Prime Minister Naoto Kan last week called for Chubu to shut Hamaoka in central Japan, citing the risk of another disastrous quake and signalling a potential shift in energy policy as technicians try to stop radiation leaking from the damaged Fukushima Daiichi nuclear plant.

Kan and other officials say other plants will be unaffected. But the premier's call to close Hamaoka could embolden anti-nuclear movements rejuvenated after the world's worst atomic crisis since Chernobyl in 1986.

Asked whether he will seek the closure of other nuclear plants, Nikkei business daily online cited Kan as telling reporters: "That won't be the case."

Deputy Chief Cabinet Secretary Yoshito Sengoku said there was no question of reviewing Japan's commitment to nuclear power. "As for energy strategy or policy, we will stick to nuclear power plants," he said on NHK public television.

Japan last year undertook to boost to 50 percent by 2030 the share of electricity generation through nuclear power -- from 30 percent now -- but it is under new pressure to rethink strategy.

Board members of Chubu, Japan's third-biggest utility serving major manufacturers, including Toyota Motor Corp, postponed a decision on Saturday on whether to temporary close Hamaoka, its sole nuclear plant.

A company statement said discussions were proceeding on "a broad range of topics" and Chubu spokesman Akio Miyazaki said a new board meeting would take place on or after Monday.

Yomiuri newspaper said Chubu was likely to comply with Kan's request to close Hamaoka, with a capacity of 3,617 megawatts pending introduction of quake and tsunami safety measures, but only after it finds ways to supply power in stable fashion. Two of the plant's three working reactors are in operation.


Kan said he took the decision to seek the closure "out of concerns for public safety" as government experts put at 87 percent the chance of a magnitude 8.0 quake hitting the region served by Chubu Electric over the next 30 years.

The quake on March 11 measured 9.0 and the tremor and tsunami crippled cooling systems at Fukushima Daiichi, operated by Tokyo Electric Company (TEPCO) . Workers entered one reactor at the plant last week for the first time since a hydrogen explosion ripped off its roof.

Of 54 reactors in commercial use in Japan, 32 are under planned or unplanned maintenance and operators may face resistance to restarting them.  

Several thousand protesters marched through central Tokyo on Saturday to welcome Kan's call to shut down Hamaoka and urging him to proceed with further closures.

Chubu says it can meet this fiscal year's peak demand of 25,600 MW even if Hamaoka shuts. But the Yomiuri newspaper, quoting a company executive, says the company would have to consider "rolling blackouts" if the weather turns very hot.

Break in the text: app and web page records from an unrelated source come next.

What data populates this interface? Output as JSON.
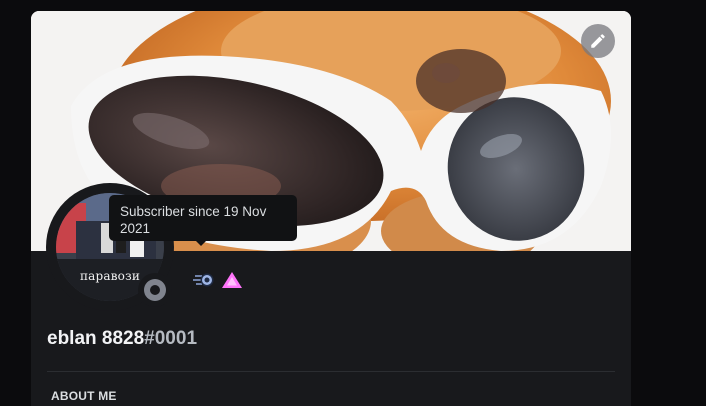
{
  "profile": {
    "username": "eblan 8828",
    "discriminator": "#0001",
    "avatar_caption": "паравози",
    "status": "offline"
  },
  "edit_button": {
    "icon": "pencil-icon"
  },
  "badges": [
    {
      "icon": "hypesquad-balance-icon"
    },
    {
      "icon": "nitro-triangle-icon",
      "color": "#ff73fa"
    }
  ],
  "tooltip": {
    "text": "Subscriber since 19 Nov 2021"
  },
  "sections": {
    "about_me": "ABOUT ME"
  },
  "colors": {
    "card_bg": "#18191c",
    "page_bg": "#0b0b0d",
    "status_offline": "#80848e"
  }
}
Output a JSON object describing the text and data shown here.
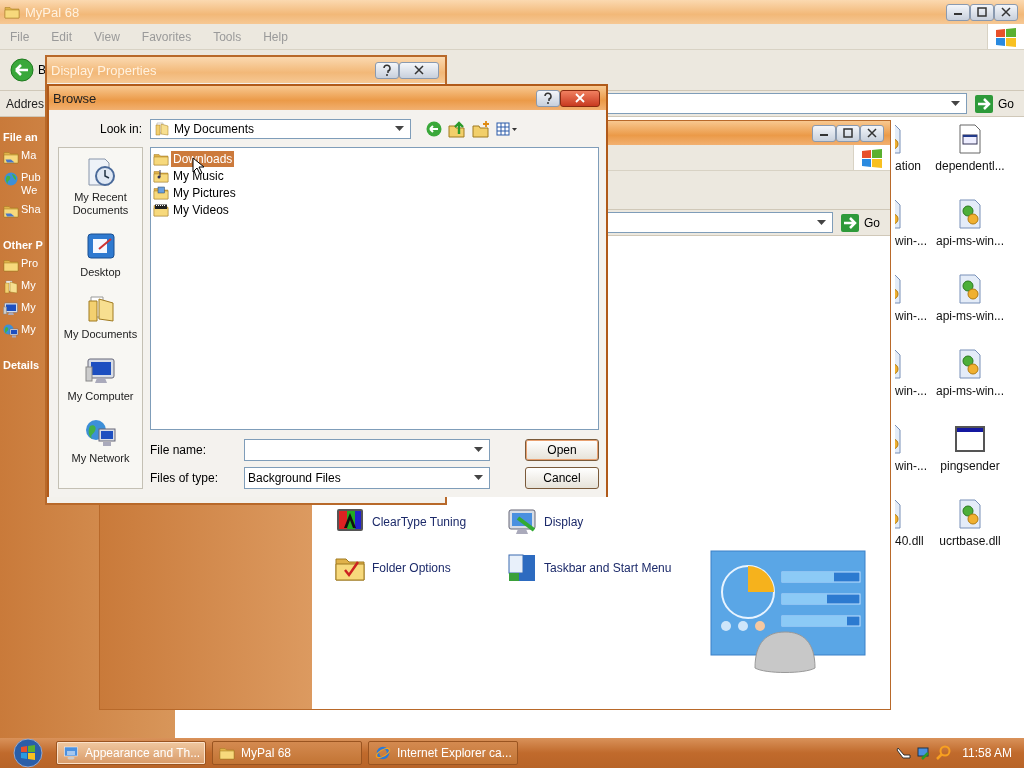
{
  "main_window": {
    "title": "MyPal 68",
    "menu": [
      "File",
      "Edit",
      "View",
      "Favorites",
      "Tools",
      "Help"
    ],
    "back_button": "B",
    "address_label": "Addres",
    "go_button": "Go",
    "task_pane": [
      {
        "title": "File an",
        "items": [
          {
            "label": "Ma",
            "kind": "shared"
          },
          {
            "label": "Pub\nWe",
            "kind": "globe"
          },
          {
            "label": "Sha",
            "kind": "shared"
          }
        ]
      },
      {
        "title": "Other P",
        "items": [
          {
            "label": "Pro",
            "kind": "folder"
          },
          {
            "label": "My",
            "kind": "docs"
          },
          {
            "label": "My",
            "kind": "computer"
          },
          {
            "label": "My",
            "kind": "network"
          }
        ]
      },
      {
        "title": "Details"
      }
    ],
    "files": [
      {
        "label": "ation",
        "kind": "dll"
      },
      {
        "label": "dependentl...",
        "kind": "page"
      },
      {
        "label": "win-...",
        "kind": "dll"
      },
      {
        "label": "api-ms-win...",
        "kind": "dll"
      },
      {
        "label": "win-...",
        "kind": "dll"
      },
      {
        "label": "api-ms-win...",
        "kind": "dll"
      },
      {
        "label": "win-...",
        "kind": "dll"
      },
      {
        "label": "api-ms-win...",
        "kind": "dll"
      },
      {
        "label": "win-...",
        "kind": "dll"
      },
      {
        "label": "pingsender",
        "kind": "app"
      },
      {
        "label": "40.dll",
        "kind": "dll"
      },
      {
        "label": "ucrtbase.dll",
        "kind": "dll"
      }
    ]
  },
  "control_panel_window": {
    "go_button": "Go",
    "tasks": [
      {
        "label": "ClearType Tuning",
        "kind": "cleartype"
      },
      {
        "label": "Display",
        "kind": "display"
      },
      {
        "label": "Folder Options",
        "kind": "folder-options"
      },
      {
        "label": "Taskbar and Start Menu",
        "kind": "taskbar"
      }
    ]
  },
  "display_properties": {
    "title": "Display Properties"
  },
  "browse_dialog": {
    "title": "Browse",
    "look_in_label": "Look in:",
    "look_in_value": "My Documents",
    "places": [
      {
        "label": "My Recent Documents",
        "kind": "recent"
      },
      {
        "label": "Desktop",
        "kind": "desktop"
      },
      {
        "label": "My Documents",
        "kind": "docs"
      },
      {
        "label": "My Computer",
        "kind": "computer"
      },
      {
        "label": "My Network",
        "kind": "network"
      }
    ],
    "files": [
      {
        "name": "Downloads",
        "kind": "folder",
        "selected": true
      },
      {
        "name": "My Music",
        "kind": "music",
        "selected": false
      },
      {
        "name": "My Pictures",
        "kind": "pictures",
        "selected": false
      },
      {
        "name": "My Videos",
        "kind": "videos",
        "selected": false
      }
    ],
    "file_name_label": "File name:",
    "file_type_label": "Files of type:",
    "file_type_value": "Background Files",
    "open_button": "Open",
    "cancel_button": "Cancel"
  },
  "taskbar": {
    "tasks": [
      {
        "label": "Appearance and Th...",
        "kind": "control-panel",
        "selected": true
      },
      {
        "label": "MyPal 68",
        "kind": "folder",
        "selected": false
      },
      {
        "label": "Internet Explorer ca...",
        "kind": "ie",
        "selected": false
      }
    ],
    "clock": "11:58 AM"
  }
}
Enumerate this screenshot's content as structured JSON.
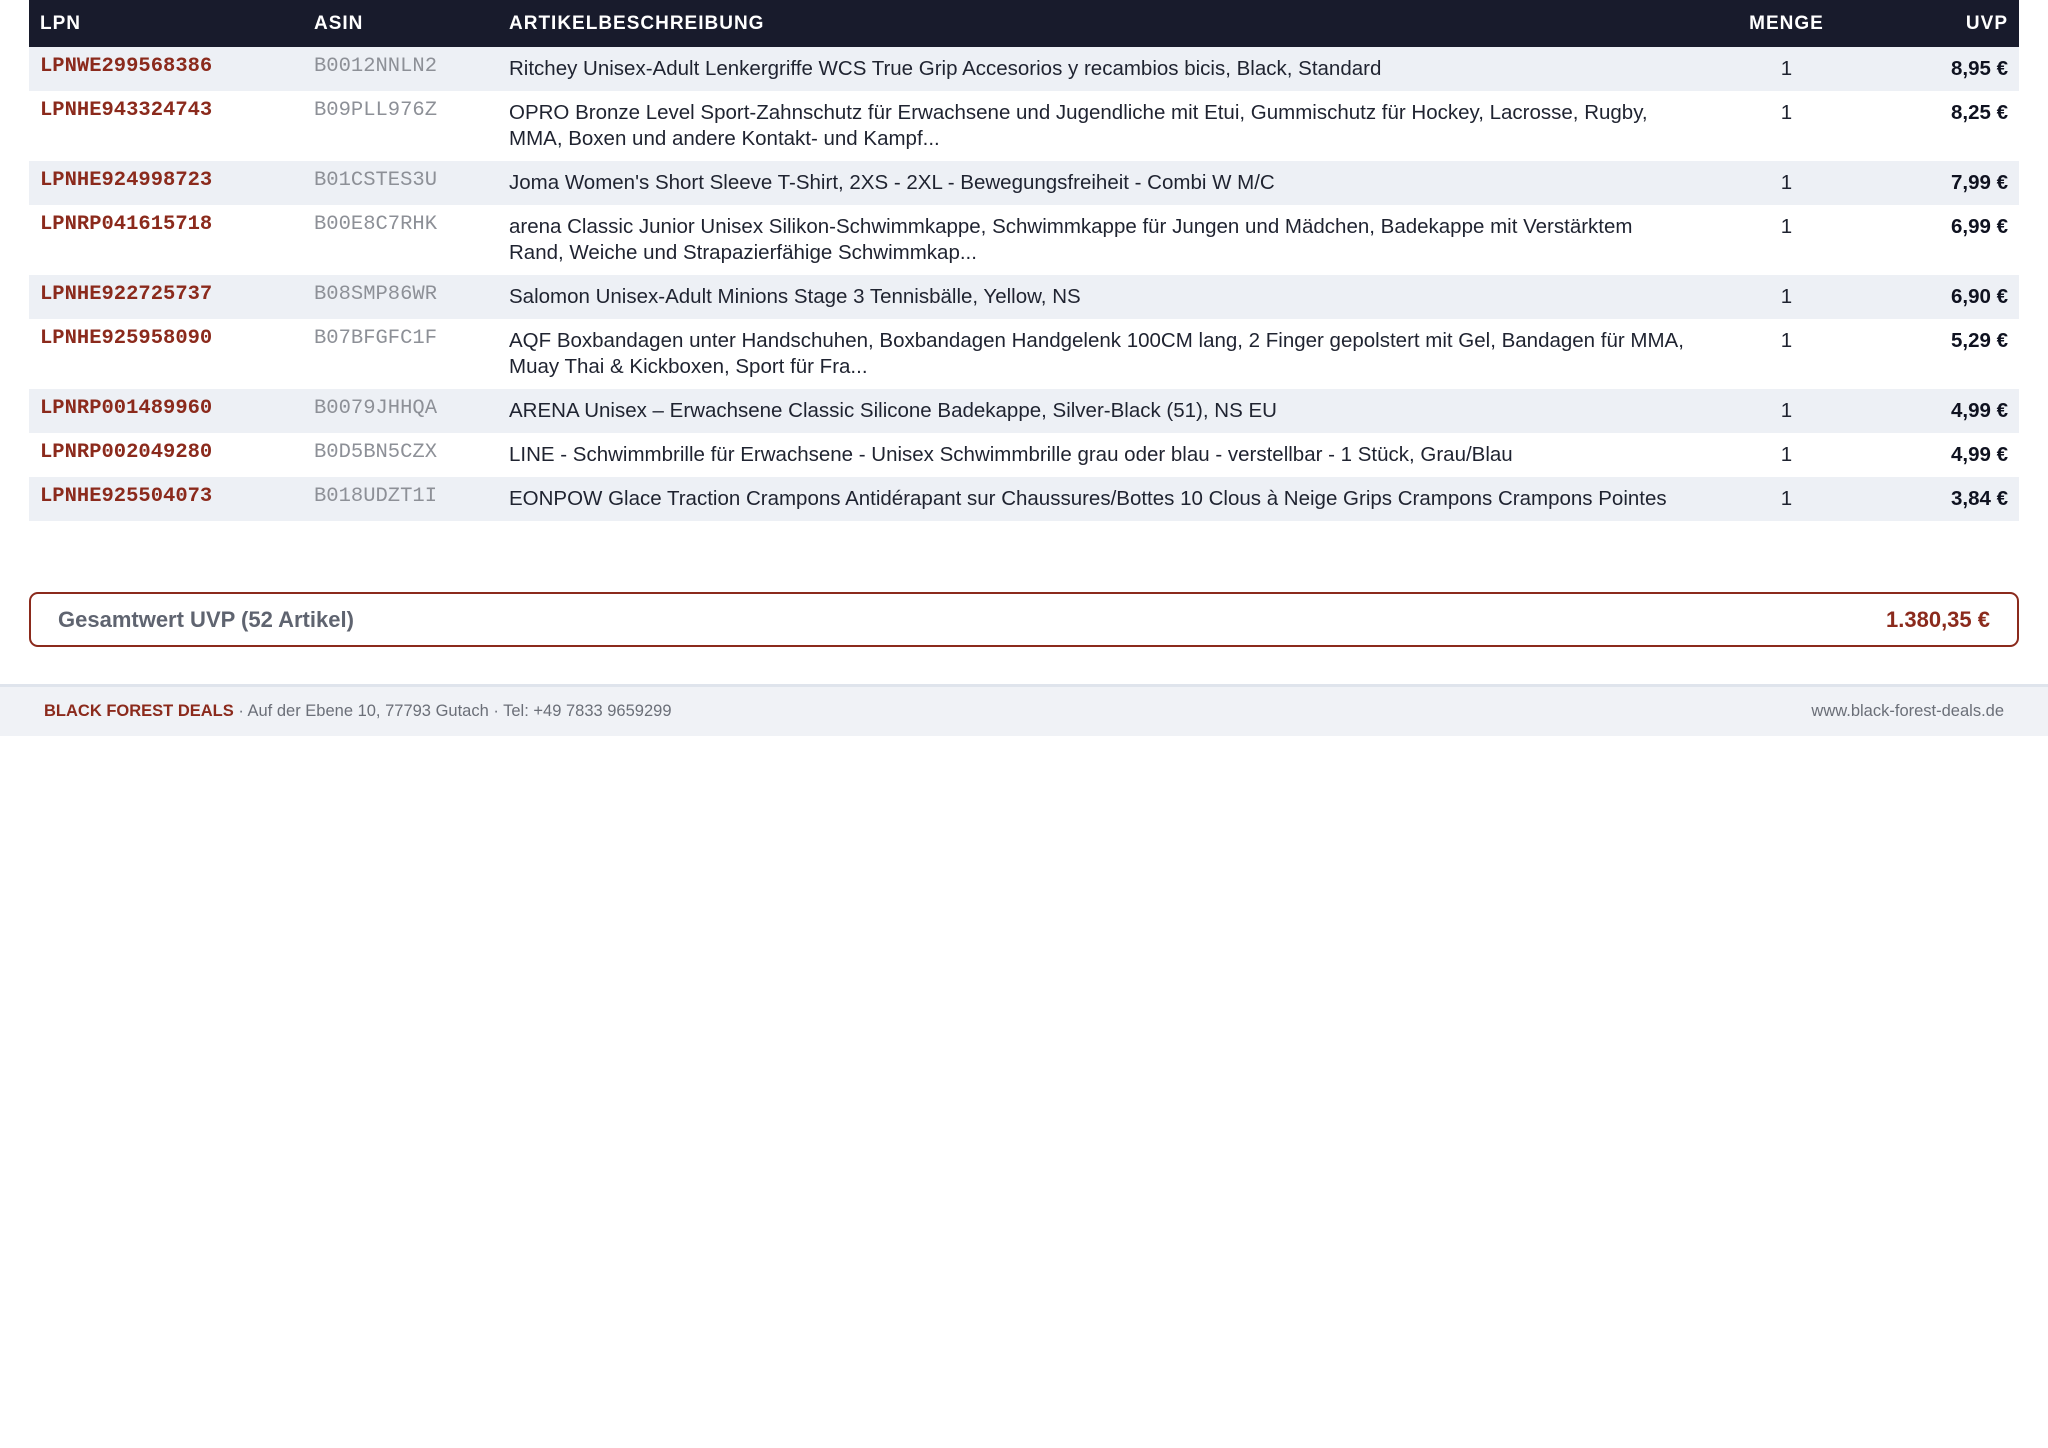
{
  "table": {
    "headers": {
      "lpn": "LPN",
      "asin": "ASIN",
      "description": "ARTIKELBESCHREIBUNG",
      "quantity": "MENGE",
      "uvp": "UVP"
    },
    "rows": [
      {
        "lpn": "LPNWE299568386",
        "asin": "B0012NNLN2",
        "description": "Ritchey Unisex-Adult Lenkergriffe WCS True Grip Accesorios y recambios bicis, Black, Standard",
        "quantity": "1",
        "uvp": "8,95 €"
      },
      {
        "lpn": "LPNHE943324743",
        "asin": "B09PLL976Z",
        "description": "OPRO Bronze Level Sport-Zahnschutz für Erwachsene und Jugendliche mit Etui, Gummischutz für Hockey, Lacrosse, Rugby, MMA, Boxen und andere Kontakt- und Kampf...",
        "quantity": "1",
        "uvp": "8,25 €"
      },
      {
        "lpn": "LPNHE924998723",
        "asin": "B01CSTES3U",
        "description": "Joma Women's Short Sleeve T-Shirt, 2XS - 2XL - Bewegungsfreiheit - Combi W M/C",
        "quantity": "1",
        "uvp": "7,99 €"
      },
      {
        "lpn": "LPNRP041615718",
        "asin": "B00E8C7RHK",
        "description": "arena Classic Junior Unisex Silikon-Schwimmkappe, Schwimmkappe für Jungen und Mädchen, Badekappe mit Verstärktem Rand, Weiche und Strapazierfähige Schwimmkap...",
        "quantity": "1",
        "uvp": "6,99 €"
      },
      {
        "lpn": "LPNHE922725737",
        "asin": "B08SMP86WR",
        "description": "Salomon Unisex-Adult Minions Stage 3 Tennisbälle, Yellow, NS",
        "quantity": "1",
        "uvp": "6,90 €"
      },
      {
        "lpn": "LPNHE925958090",
        "asin": "B07BFGFC1F",
        "description": "AQF Boxbandagen unter Handschuhen, Boxbandagen Handgelenk 100CM lang, 2 Finger gepolstert mit Gel, Bandagen für MMA, Muay Thai & Kickboxen, Sport für Fra...",
        "quantity": "1",
        "uvp": "5,29 €"
      },
      {
        "lpn": "LPNRP001489960",
        "asin": "B0079JHHQA",
        "description": "ARENA Unisex – Erwachsene Classic Silicone Badekappe, Silver-Black (51), NS EU",
        "quantity": "1",
        "uvp": "4,99 €"
      },
      {
        "lpn": "LPNRP002049280",
        "asin": "B0D5BN5CZX",
        "description": "LINE - Schwimmbrille für Erwachsene - Unisex Schwimmbrille grau oder blau - verstellbar - 1 Stück, Grau/Blau",
        "quantity": "1",
        "uvp": "4,99 €"
      },
      {
        "lpn": "LPNHE925504073",
        "asin": "B018UDZT1I",
        "description": "EONPOW Glace Traction Crampons Antidérapant sur Chaussures/Bottes 10 Clous à Neige Grips Crampons Crampons Pointes",
        "quantity": "1",
        "uvp": "3,84 €"
      }
    ]
  },
  "total": {
    "label": "Gesamtwert UVP (52 Artikel)",
    "value": "1.380,35 €"
  },
  "footer": {
    "brand": "BLACK FOREST DEALS",
    "address": " · Auf der Ebene 10, 77793 Gutach · Tel: +49 7833 9659299",
    "website": "www.black-forest-deals.de"
  },
  "colors": {
    "header_bg": "#181b2c",
    "accent": "#8b2a1c",
    "row_alt": "#edf0f5"
  }
}
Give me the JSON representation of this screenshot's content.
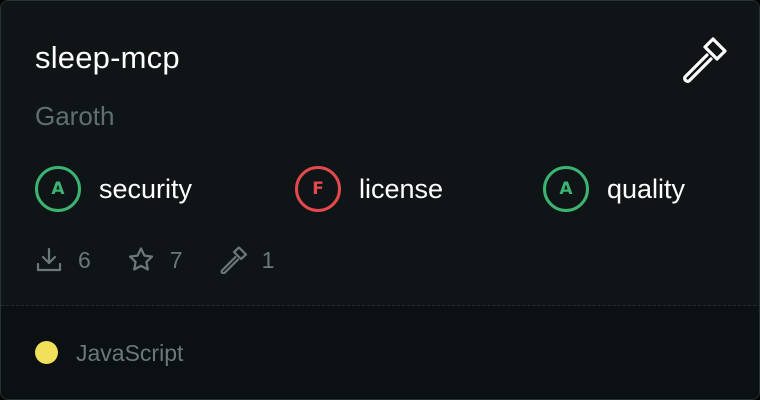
{
  "card": {
    "title": "sleep-mcp",
    "author": "Garoth",
    "action_icon": "hammer-icon"
  },
  "grades": [
    {
      "letter": "A",
      "label": "security",
      "status": "good"
    },
    {
      "letter": "F",
      "label": "license",
      "status": "bad"
    },
    {
      "letter": "A",
      "label": "quality",
      "status": "good"
    }
  ],
  "stats": {
    "downloads": "6",
    "stars": "7",
    "tools": "1"
  },
  "language": {
    "name": "JavaScript",
    "color": "#f1e05a"
  },
  "colors": {
    "grade_good": "#3cb371",
    "grade_bad": "#e5484d",
    "background": "#0f1517"
  }
}
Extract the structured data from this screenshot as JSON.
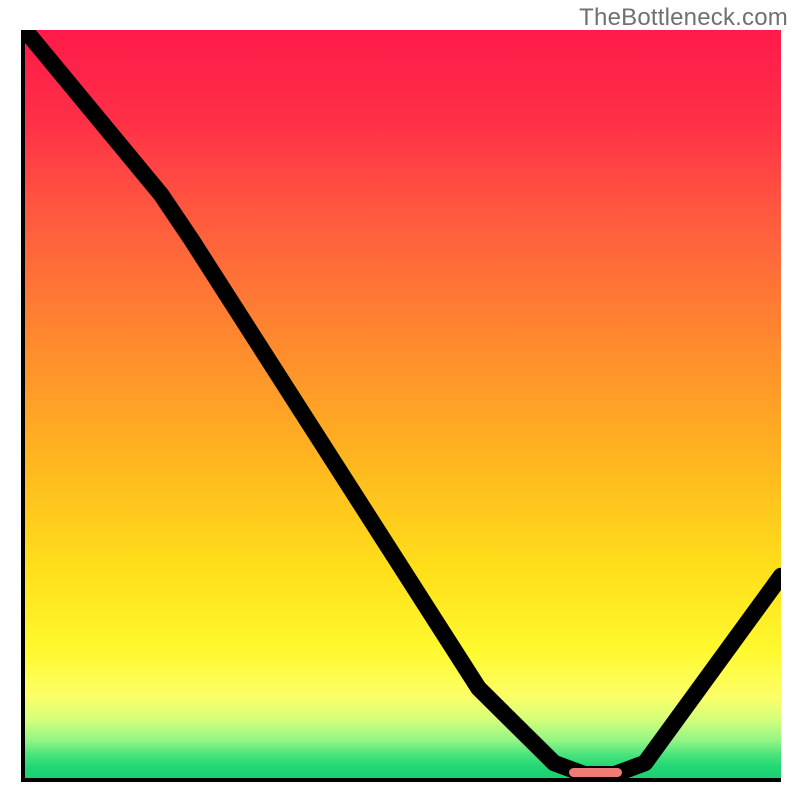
{
  "watermark": "TheBottleneck.com",
  "chart_data": {
    "type": "line",
    "title": "",
    "xlabel": "",
    "ylabel": "",
    "xlim": [
      0,
      100
    ],
    "ylim": [
      0,
      100
    ],
    "grid": false,
    "series": [
      {
        "name": "bottleneck-curve",
        "x": [
          0,
          18,
          22,
          60,
          70,
          74,
          78,
          82,
          100
        ],
        "values": [
          100,
          78,
          72,
          12,
          2,
          0.5,
          0.5,
          2,
          27
        ]
      }
    ],
    "annotations": [
      {
        "name": "optimal-range-marker",
        "x_start": 72,
        "x_end": 79,
        "y": 0.5,
        "color": "#ef7b79"
      }
    ],
    "background": {
      "type": "vertical-gradient",
      "stops": [
        {
          "pos": 0.0,
          "color": "#ff1a4a"
        },
        {
          "pos": 0.12,
          "color": "#ff2f47"
        },
        {
          "pos": 0.25,
          "color": "#ff5a3f"
        },
        {
          "pos": 0.42,
          "color": "#ff8a2e"
        },
        {
          "pos": 0.58,
          "color": "#ffb71f"
        },
        {
          "pos": 0.72,
          "color": "#ffdf1a"
        },
        {
          "pos": 0.83,
          "color": "#fff92e"
        },
        {
          "pos": 0.89,
          "color": "#fdff66"
        },
        {
          "pos": 0.92,
          "color": "#d7ff7a"
        },
        {
          "pos": 0.95,
          "color": "#92f584"
        },
        {
          "pos": 0.97,
          "color": "#46e37c"
        },
        {
          "pos": 0.985,
          "color": "#22d775"
        },
        {
          "pos": 1.0,
          "color": "#1bd072"
        }
      ]
    }
  }
}
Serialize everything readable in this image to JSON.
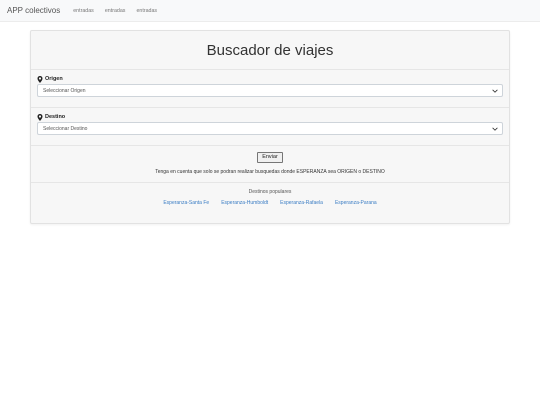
{
  "navbar": {
    "brand": "APP colectivos",
    "links": [
      "entradas",
      "entradas",
      "entradas"
    ]
  },
  "card": {
    "title": "Buscador de viajes",
    "origin": {
      "label": "Origen",
      "selected": "Seleccionar Origen"
    },
    "destination": {
      "label": "Destino",
      "selected": "Seleccionar Destino"
    },
    "submit_label": "Enviar",
    "notice": "Tenga en cuenta que solo se podran realizar busquedas donde ESPERANZA sea ORIGEN o DESTINO",
    "popular_title": "Destinos populares",
    "popular_links": [
      "Esperanza-Santa Fe",
      "Esperanza-Humboldt",
      "Esperanza-Rafaela",
      "Esperanza-Parana"
    ]
  },
  "colors": {
    "link": "#3b7dc4",
    "navbar_bg": "#f8f9fa",
    "card_bg": "#f7f7f7"
  },
  "icons": {
    "field_label": "map-marker-icon",
    "select_arrow": "chevron-down-icon"
  }
}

Miyazaki said relying on thermal plants to make up shortfalls if Hamaoka closes would push up costs by 700 million yen ($8.7 million) per day -- or about 256 billion yen a year. That could overturn the firm's projected profit of 130 billion yen in the year to March 31, 2012.

He said company chairman Toshio Mita was in Qatar discussing further procurement of liquefied natural gas. ($1 = 80.630 Japanese Yen)